== Segment start ==

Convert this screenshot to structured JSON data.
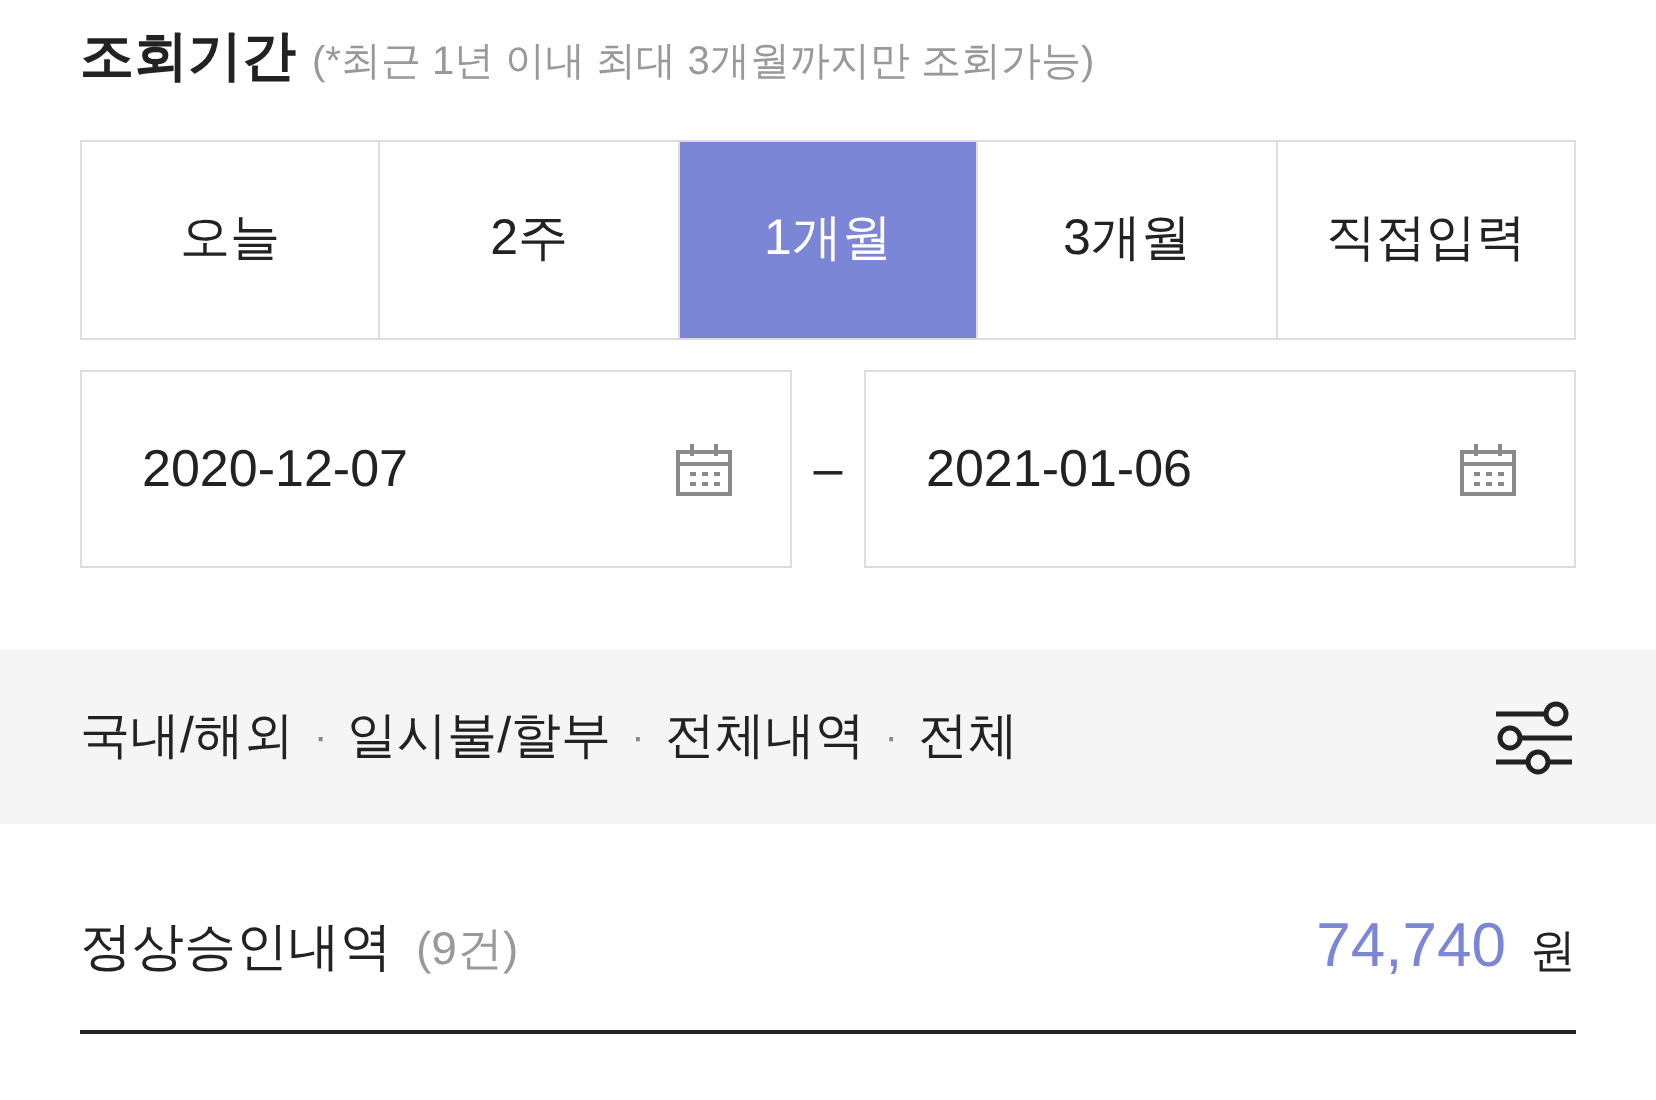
{
  "period": {
    "title": "조회기간",
    "note": "(*최근 1년 이내 최대 3개월까지만 조회가능)"
  },
  "tabs": [
    {
      "label": "오늘",
      "selected": false
    },
    {
      "label": "2주",
      "selected": false
    },
    {
      "label": "1개월",
      "selected": true
    },
    {
      "label": "3개월",
      "selected": false
    },
    {
      "label": "직접입력",
      "selected": false
    }
  ],
  "date_range": {
    "start": "2020-12-07",
    "separator": "–",
    "end": "2021-01-06"
  },
  "filters": {
    "items": [
      "국내/해외",
      "일시불/할부",
      "전체내역",
      "전체"
    ],
    "separator": "·"
  },
  "summary": {
    "label": "정상승인내역",
    "count": "(9건)",
    "amount": "74,740",
    "unit": "원"
  }
}
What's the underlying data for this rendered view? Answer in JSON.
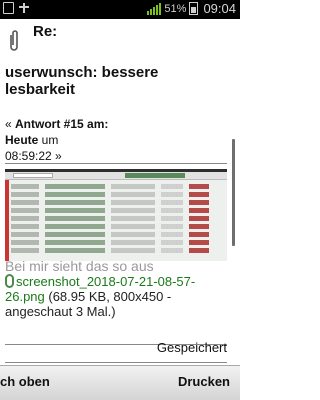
{
  "status_bar": {
    "battery": "51%",
    "time": "09:04"
  },
  "post": {
    "re_label": "Re:",
    "subject": "userwunsch: bessere lesbarkeit",
    "meta_prefix": "« ",
    "meta_answer": "Antwort #15 am:",
    "meta_day": "Heute",
    "meta_um": " um",
    "meta_time": "08:59:22 »",
    "caption_ghost": "Bei mir sieht das so aus",
    "attachment_name": "screenshot_2018-07-21-08-57-26.png",
    "attachment_info": " (68.95 KB, 800x450 - angeschaut 3 Mal.)",
    "saved_label": "Gespeichert"
  },
  "bottom_bar": {
    "up_label": "ch oben",
    "print_label": "Drucken"
  },
  "colors": {
    "link": "#1a7a1a",
    "signal": "#7cc21d"
  },
  "icons": [
    "notification-icon",
    "usb-icon",
    "paperclip-icon",
    "wifi-signal-icon",
    "battery-icon"
  ]
}
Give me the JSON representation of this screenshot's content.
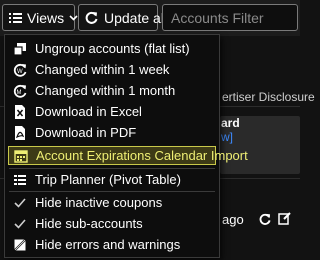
{
  "toolbar": {
    "views_label": "Views",
    "update_label": "Update all",
    "filter_placeholder": "Accounts Filter"
  },
  "background": {
    "advertiser_disclosure": "ertiser Disclosure",
    "card_fragment": "ard",
    "link_fragment": "w]",
    "row_time_fragment": "ago"
  },
  "menu": {
    "items": [
      {
        "label": "Ungroup accounts (flat list)",
        "icon": "ungroup-icon"
      },
      {
        "label": "Changed within 1 week",
        "icon": "refresh-week-icon"
      },
      {
        "label": "Changed within 1 month",
        "icon": "refresh-month-icon"
      },
      {
        "label": "Download in Excel",
        "icon": "excel-file-icon"
      },
      {
        "label": "Download in PDF",
        "icon": "pdf-file-icon"
      },
      {
        "label": "Account Expirations Calendar Import",
        "icon": "calendar-icon",
        "active": true
      },
      {
        "label": "Trip Planner (Pivot Table)",
        "icon": "pivot-table-icon"
      },
      {
        "label": "Hide inactive coupons",
        "icon": "check-icon"
      },
      {
        "label": "Hide sub-accounts",
        "icon": "check-icon"
      },
      {
        "label": "Hide errors and warnings",
        "icon": "errors-hidden-icon"
      }
    ]
  },
  "colors": {
    "highlight_bg": "#3d3a16",
    "highlight_border": "#c8c84a",
    "highlight_text": "#eeee74"
  }
}
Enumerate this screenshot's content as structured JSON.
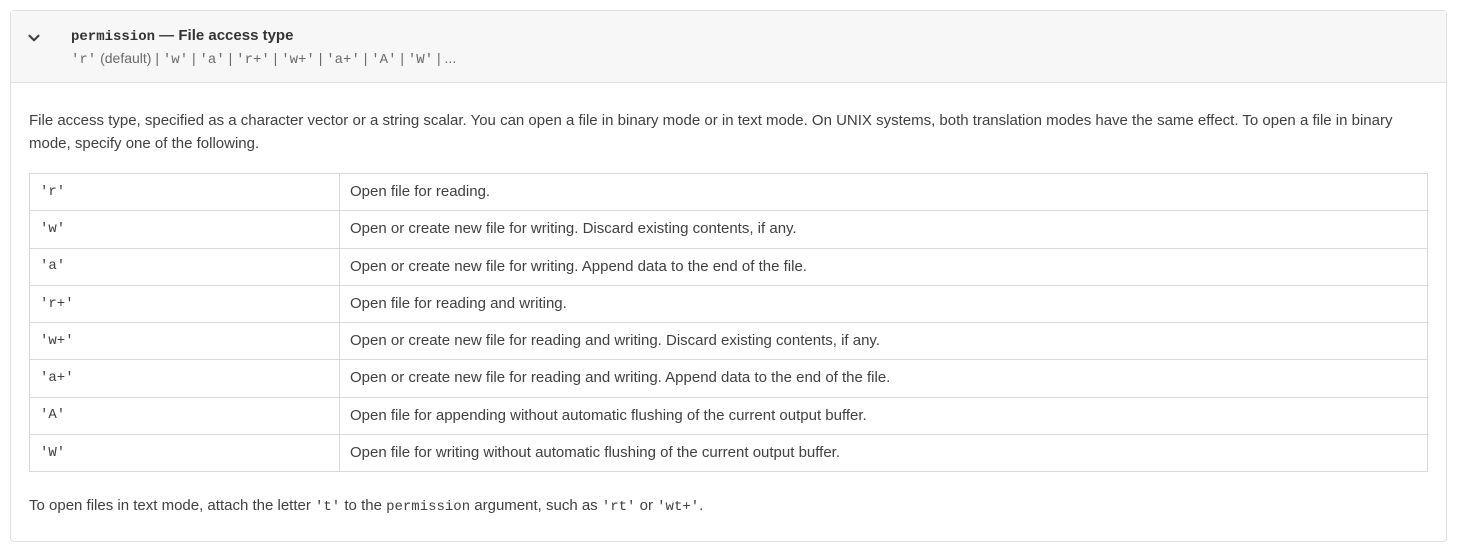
{
  "header": {
    "param_name": "permission",
    "dash": " — ",
    "title_desc": "File access type",
    "options_prefix": "",
    "options": [
      "'r'",
      "'w'",
      "'a'",
      "'r+'",
      "'w+'",
      "'a+'",
      "'A'",
      "'W'"
    ],
    "options_default_note": " (default)",
    "options_sep": " | ",
    "options_trailing": " | ..."
  },
  "body": {
    "description": "File access type, specified as a character vector or a string scalar. You can open a file in binary mode or in text mode. On UNIX systems, both translation modes have the same effect. To open a file in binary mode, specify one of the following.",
    "table": [
      {
        "mode": "'r'",
        "desc": "Open file for reading."
      },
      {
        "mode": "'w'",
        "desc": "Open or create new file for writing. Discard existing contents, if any."
      },
      {
        "mode": "'a'",
        "desc": "Open or create new file for writing. Append data to the end of the file."
      },
      {
        "mode": "'r+'",
        "desc": "Open file for reading and writing."
      },
      {
        "mode": "'w+'",
        "desc": "Open or create new file for reading and writing. Discard existing contents, if any."
      },
      {
        "mode": "'a+'",
        "desc": "Open or create new file for reading and writing. Append data to the end of the file."
      },
      {
        "mode": "'A'",
        "desc": "Open file for appending without automatic flushing of the current output buffer."
      },
      {
        "mode": "'W'",
        "desc": "Open file for writing without automatic flushing of the current output buffer."
      }
    ],
    "trailing": {
      "pre": "To open files in text mode, attach the letter ",
      "letter": "'t'",
      "mid": " to the ",
      "arg": "permission",
      "post": " argument, such as ",
      "ex1": "'rt'",
      "or": " or ",
      "ex2": "'wt+'",
      "end": "."
    }
  }
}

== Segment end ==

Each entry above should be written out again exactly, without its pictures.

Convert this screenshot to structured JSON data.
{
  "period": {
    "title": "조회기간",
    "note": "(*최근 1년 이내 최대 3개월까지만 조회가능)"
  },
  "tabs": [
    {
      "label": "오늘",
      "selected": false
    },
    {
      "label": "2주",
      "selected": false
    },
    {
      "label": "1개월",
      "selected": true
    },
    {
      "label": "3개월",
      "selected": false
    },
    {
      "label": "직접입력",
      "selected": false
    }
  ],
  "date_range": {
    "start": "2020-12-07",
    "separator": "–",
    "end": "2021-01-06"
  },
  "filters": {
    "items": [
      "국내/해외",
      "일시불/할부",
      "전체내역",
      "전체"
    ],
    "separator": "·"
  },
  "summary": {
    "label": "정상승인내역",
    "count": "(9건)",
    "amount": "74,740",
    "unit": "원"
  }
}
What's the underlying data for this rendered view? Answer in JSON.
{
  "status_bar": {
    "battery": "51%",
    "time": "09:04"
  },
  "post": {
    "re_label": "Re:",
    "subject": "userwunsch: bessere lesbarkeit",
    "meta_prefix": "« ",
    "meta_answer": "Antwort #15 am:",
    "meta_day": "Heute",
    "meta_um": " um",
    "meta_time": "08:59:22 »",
    "caption_ghost": "Bei mir sieht das so aus",
    "attachment_name": "screenshot_2018-07-21-08-57-26.png",
    "attachment_info": " (68.95 KB, 800x450 - angeschaut 3 Mal.)",
    "saved_label": "Gespeichert"
  },
  "bottom_bar": {
    "up_label": "ch oben",
    "print_label": "Drucken"
  },
  "colors": {
    "link": "#1a7a1a",
    "signal": "#7cc21d"
  },
  "icons": [
    "notification-icon",
    "usb-icon",
    "paperclip-icon",
    "wifi-signal-icon",
    "battery-icon"
  ]
}
Give me the JSON representation of this screenshot's content.
{
  "toolbar": {
    "views_label": "Views",
    "update_label": "Update all",
    "filter_placeholder": "Accounts Filter"
  },
  "background": {
    "advertiser_disclosure": "ertiser Disclosure",
    "card_fragment": "ard",
    "link_fragment": "w]",
    "row_time_fragment": "ago"
  },
  "menu": {
    "items": [
      {
        "label": "Ungroup accounts (flat list)",
        "icon": "ungroup-icon"
      },
      {
        "label": "Changed within 1 week",
        "icon": "refresh-week-icon"
      },
      {
        "label": "Changed within 1 month",
        "icon": "refresh-month-icon"
      },
      {
        "label": "Download in Excel",
        "icon": "excel-file-icon"
      },
      {
        "label": "Download in PDF",
        "icon": "pdf-file-icon"
      },
      {
        "label": "Account Expirations Calendar Import",
        "icon": "calendar-icon",
        "active": true
      },
      {
        "label": "Trip Planner (Pivot Table)",
        "icon": "pivot-table-icon"
      },
      {
        "label": "Hide inactive coupons",
        "icon": "check-icon"
      },
      {
        "label": "Hide sub-accounts",
        "icon": "check-icon"
      },
      {
        "label": "Hide errors and warnings",
        "icon": "errors-hidden-icon"
      }
    ]
  },
  "colors": {
    "highlight_bg": "#3d3a16",
    "highlight_border": "#c8c84a",
    "highlight_text": "#eeee74"
  }
}
Enumerate this screenshot's content as structured JSON.
{
  "header": {
    "param_name": "permission",
    "dash": " — ",
    "title_desc": "File access type",
    "options_prefix": "",
    "options": [
      "'r'",
      "'w'",
      "'a'",
      "'r+'",
      "'w+'",
      "'a+'",
      "'A'",
      "'W'"
    ],
    "options_default_note": " (default)",
    "options_sep": " | ",
    "options_trailing": " | ..."
  },
  "body": {
    "description": "File access type, specified as a character vector or a string scalar. You can open a file in binary mode or in text mode. On UNIX systems, both translation modes have the same effect. To open a file in binary mode, specify one of the following.",
    "table": [
      {
        "mode": "'r'",
        "desc": "Open file for reading."
      },
      {
        "mode": "'w'",
        "desc": "Open or create new file for writing. Discard existing contents, if any."
      },
      {
        "mode": "'a'",
        "desc": "Open or create new file for writing. Append data to the end of the file."
      },
      {
        "mode": "'r+'",
        "desc": "Open file for reading and writing."
      },
      {
        "mode": "'w+'",
        "desc": "Open or create new file for reading and writing. Discard existing contents, if any."
      },
      {
        "mode": "'a+'",
        "desc": "Open or create new file for reading and writing. Append data to the end of the file."
      },
      {
        "mode": "'A'",
        "desc": "Open file for appending without automatic flushing of the current output buffer."
      },
      {
        "mode": "'W'",
        "desc": "Open file for writing without automatic flushing of the current output buffer."
      }
    ],
    "trailing": {
      "pre": "To open files in text mode, attach the letter ",
      "letter": "'t'",
      "mid": " to the ",
      "arg": "permission",
      "post": " argument, such as ",
      "ex1": "'rt'",
      "or": " or ",
      "ex2": "'wt+'",
      "end": "."
    }
  }
}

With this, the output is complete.